## Assigned task
Copy the entries without a single change. Pictures should be dropped.

Dataset rows describing interfaces:
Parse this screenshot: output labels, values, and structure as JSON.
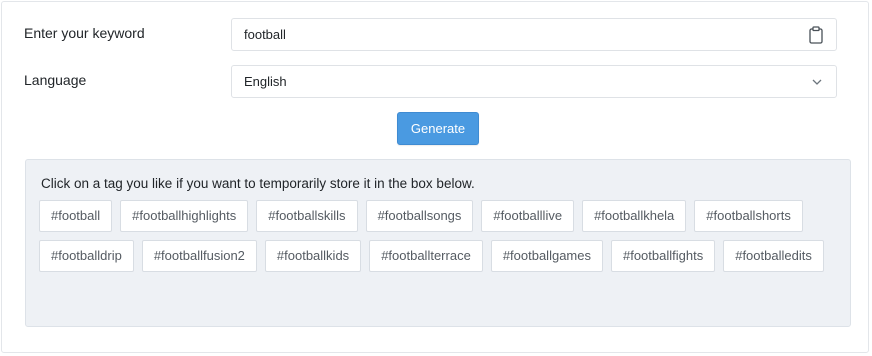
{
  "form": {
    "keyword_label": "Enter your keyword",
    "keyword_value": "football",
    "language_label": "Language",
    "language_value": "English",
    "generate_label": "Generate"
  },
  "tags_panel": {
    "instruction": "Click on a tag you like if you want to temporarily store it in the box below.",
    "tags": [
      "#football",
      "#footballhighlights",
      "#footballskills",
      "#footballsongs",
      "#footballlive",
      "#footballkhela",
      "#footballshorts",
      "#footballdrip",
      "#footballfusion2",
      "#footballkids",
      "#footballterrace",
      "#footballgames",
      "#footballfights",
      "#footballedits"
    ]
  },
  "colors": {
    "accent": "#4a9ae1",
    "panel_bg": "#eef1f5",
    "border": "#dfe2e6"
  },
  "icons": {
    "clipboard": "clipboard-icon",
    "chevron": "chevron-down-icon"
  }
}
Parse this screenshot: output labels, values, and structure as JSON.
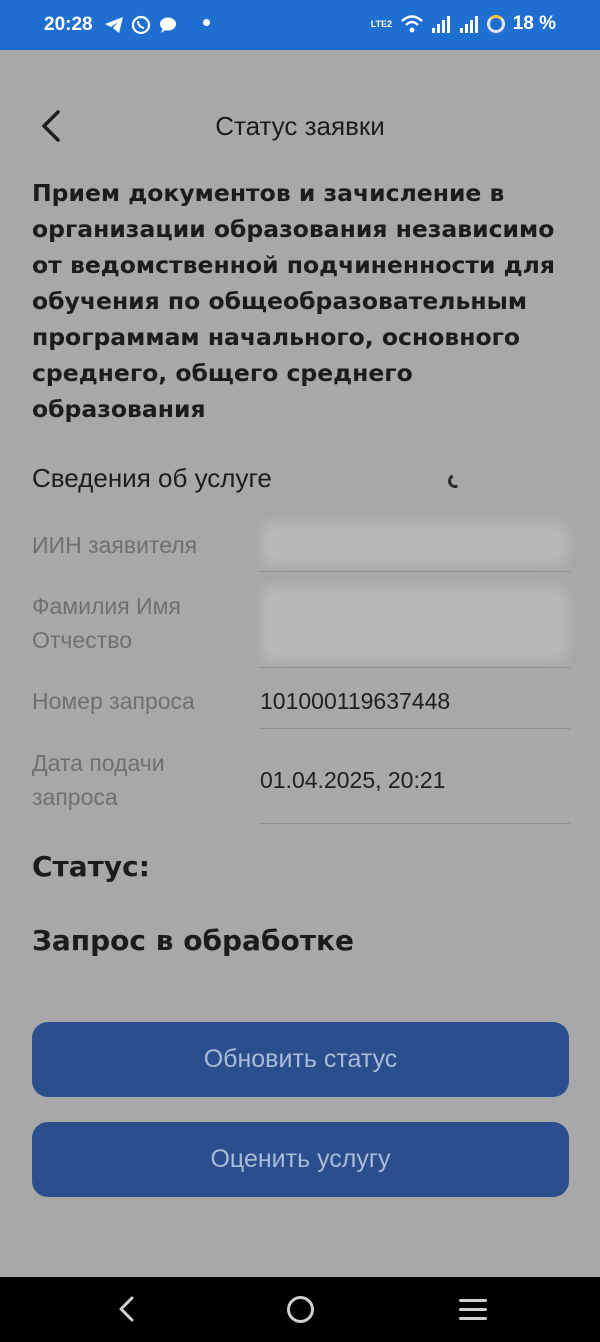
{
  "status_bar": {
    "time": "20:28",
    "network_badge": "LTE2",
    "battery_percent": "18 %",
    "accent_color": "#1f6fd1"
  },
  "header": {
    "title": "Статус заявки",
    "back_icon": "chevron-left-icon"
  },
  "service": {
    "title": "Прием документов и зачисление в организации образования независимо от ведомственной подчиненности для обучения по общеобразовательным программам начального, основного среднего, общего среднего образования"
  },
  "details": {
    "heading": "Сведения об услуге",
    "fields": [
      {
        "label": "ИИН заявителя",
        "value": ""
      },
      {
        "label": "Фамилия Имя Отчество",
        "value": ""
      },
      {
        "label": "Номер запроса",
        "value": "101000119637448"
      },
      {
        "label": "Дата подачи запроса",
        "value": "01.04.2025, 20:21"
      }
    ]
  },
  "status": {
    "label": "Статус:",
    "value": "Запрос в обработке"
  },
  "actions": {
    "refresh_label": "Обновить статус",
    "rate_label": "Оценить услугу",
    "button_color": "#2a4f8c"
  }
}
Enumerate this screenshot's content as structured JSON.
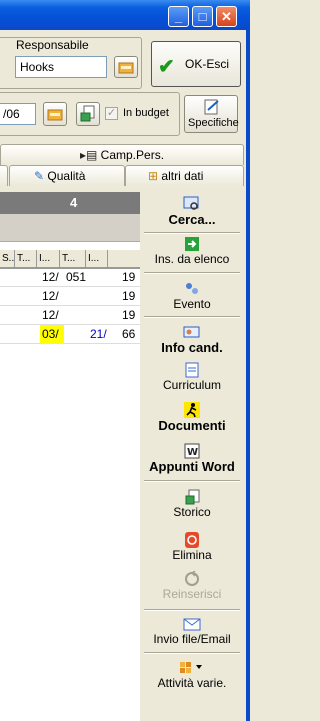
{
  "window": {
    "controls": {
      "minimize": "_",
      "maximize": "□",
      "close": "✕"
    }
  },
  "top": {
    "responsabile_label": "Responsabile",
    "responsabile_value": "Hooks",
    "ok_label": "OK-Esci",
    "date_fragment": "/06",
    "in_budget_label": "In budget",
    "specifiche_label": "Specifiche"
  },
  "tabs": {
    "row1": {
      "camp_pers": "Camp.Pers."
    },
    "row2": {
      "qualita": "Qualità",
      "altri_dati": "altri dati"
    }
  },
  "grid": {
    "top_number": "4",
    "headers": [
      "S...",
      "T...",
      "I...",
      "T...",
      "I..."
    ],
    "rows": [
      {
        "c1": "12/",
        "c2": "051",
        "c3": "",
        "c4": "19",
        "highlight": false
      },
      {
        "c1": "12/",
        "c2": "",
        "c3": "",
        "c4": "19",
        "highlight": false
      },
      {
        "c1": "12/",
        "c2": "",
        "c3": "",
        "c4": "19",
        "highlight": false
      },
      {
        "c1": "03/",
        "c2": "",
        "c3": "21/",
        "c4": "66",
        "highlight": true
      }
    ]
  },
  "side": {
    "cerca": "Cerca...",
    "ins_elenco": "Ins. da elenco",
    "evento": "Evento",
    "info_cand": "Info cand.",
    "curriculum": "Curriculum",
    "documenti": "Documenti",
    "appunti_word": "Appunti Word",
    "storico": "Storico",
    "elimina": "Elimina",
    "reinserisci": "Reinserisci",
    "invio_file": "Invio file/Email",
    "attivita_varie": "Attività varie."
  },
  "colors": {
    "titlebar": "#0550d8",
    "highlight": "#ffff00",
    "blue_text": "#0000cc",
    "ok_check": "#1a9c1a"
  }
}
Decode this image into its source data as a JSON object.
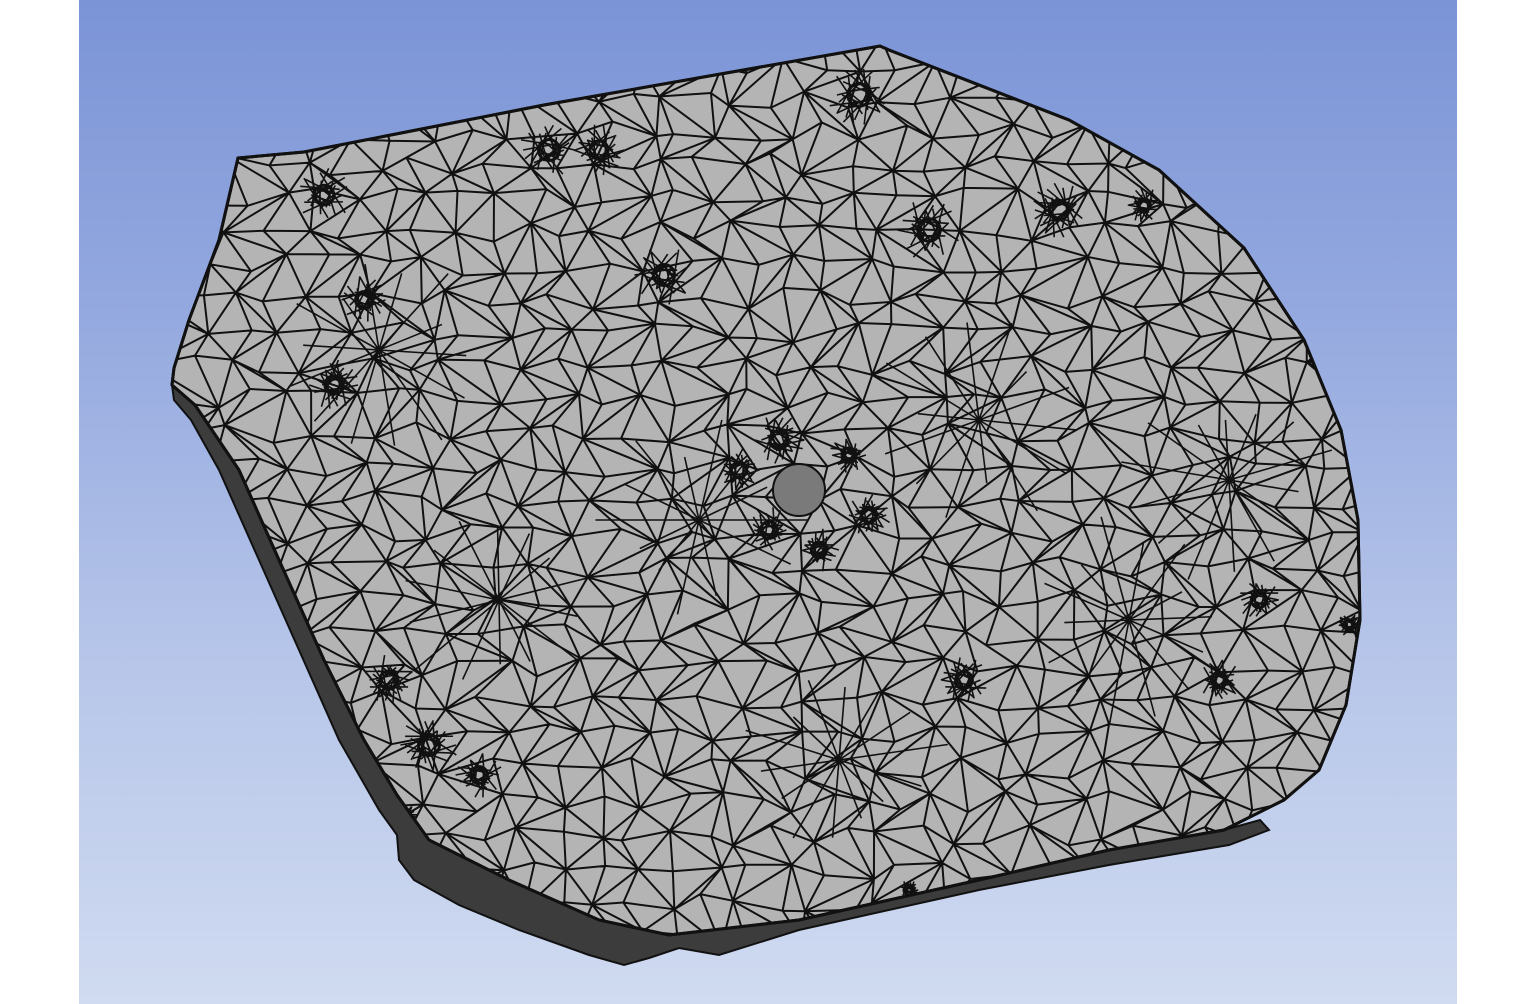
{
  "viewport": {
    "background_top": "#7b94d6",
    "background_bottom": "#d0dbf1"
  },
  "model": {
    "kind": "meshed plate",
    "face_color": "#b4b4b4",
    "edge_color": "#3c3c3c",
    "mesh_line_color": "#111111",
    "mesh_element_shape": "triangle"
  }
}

## Response area
Parse this screenshot: output labels, values, and structure as JSON.
{
  "form": {
    "keyword_label": "Enter your keyword",
    "keyword_value": "football",
    "language_label": "Language",
    "language_value": "English",
    "generate_label": "Generate"
  },
  "tags_panel": {
    "instruction": "Click on a tag you like if you want to temporarily store it in the box below.",
    "tags": [
      "#football",
      "#footballhighlights",
      "#footballskills",
      "#footballsongs",
      "#footballlive",
      "#footballkhela",
      "#footballshorts",
      "#footballdrip",
      "#footballfusion2",
      "#footballkids",
      "#footballterrace",
      "#footballgames",
      "#footballfights",
      "#footballedits"
    ]
  },
  "colors": {
    "accent": "#4a9ae1",
    "panel_bg": "#eef1f5",
    "border": "#dfe2e6"
  },
  "icons": {
    "clipboard": "clipboard-icon",
    "chevron": "chevron-down-icon"
  }
}
Parse this screenshot: output labels, values, and structure as JSON.
{
  "status_bar": {
    "time": "20:28",
    "network_badge": "LTE2",
    "battery_percent": "18 %",
    "accent_color": "#1f6fd1"
  },
  "header": {
    "title": "Статус заявки",
    "back_icon": "chevron-left-icon"
  },
  "service": {
    "title": "Прием документов и зачисление в организации образования независимо от ведомственной подчиненности для обучения по общеобразовательным программам начального, основного среднего, общего среднего образования"
  },
  "details": {
    "heading": "Сведения об услуге",
    "fields": [
      {
        "label": "ИИН заявителя",
        "value": ""
      },
      {
        "label": "Фамилия Имя Отчество",
        "value": ""
      },
      {
        "label": "Номер запроса",
        "value": "101000119637448"
      },
      {
        "label": "Дата подачи запроса",
        "value": "01.04.2025, 20:21"
      }
    ]
  },
  "status": {
    "label": "Статус:",
    "value": "Запрос в обработке"
  },
  "actions": {
    "refresh_label": "Обновить статус",
    "rate_label": "Оценить услугу",
    "button_color": "#2a4f8c"
  }
}
Enumerate this screenshot's content as structured JSON.
{
  "window": {
    "controls": {
      "minimize": "_",
      "maximize": "□",
      "close": "✕"
    }
  },
  "top": {
    "responsabile_label": "Responsabile",
    "responsabile_value": "Hooks",
    "ok_label": "OK-Esci",
    "date_fragment": "/06",
    "in_budget_label": "In budget",
    "specifiche_label": "Specifiche"
  },
  "tabs": {
    "row1": {
      "camp_pers": "Camp.Pers."
    },
    "row2": {
      "qualita": "Qualità",
      "altri_dati": "altri dati"
    }
  },
  "grid": {
    "top_number": "4",
    "headers": [
      "S...",
      "T...",
      "I...",
      "T...",
      "I..."
    ],
    "rows": [
      {
        "c1": "12/",
        "c2": "051",
        "c3": "",
        "c4": "19",
        "highlight": false
      },
      {
        "c1": "12/",
        "c2": "",
        "c3": "",
        "c4": "19",
        "highlight": false
      },
      {
        "c1": "12/",
        "c2": "",
        "c3": "",
        "c4": "19",
        "highlight": false
      },
      {
        "c1": "03/",
        "c2": "",
        "c3": "21/",
        "c4": "66",
        "highlight": true
      }
    ]
  },
  "side": {
    "cerca": "Cerca...",
    "ins_elenco": "Ins. da elenco",
    "evento": "Evento",
    "info_cand": "Info cand.",
    "curriculum": "Curriculum",
    "documenti": "Documenti",
    "appunti_word": "Appunti Word",
    "storico": "Storico",
    "elimina": "Elimina",
    "reinserisci": "Reinserisci",
    "invio_file": "Invio file/Email",
    "attivita_varie": "Attività varie."
  },
  "colors": {
    "titlebar": "#0550d8",
    "highlight": "#ffff00",
    "blue_text": "#0000cc",
    "ok_check": "#1a9c1a"
  }
}
Decode this image into its source data as a JSON object.
{
  "viewport": {
    "background_top": "#7b94d6",
    "background_bottom": "#d0dbf1"
  },
  "model": {
    "kind": "meshed plate",
    "face_color": "#b4b4b4",
    "edge_color": "#3c3c3c",
    "mesh_line_color": "#111111",
    "mesh_element_shape": "triangle"
  }
}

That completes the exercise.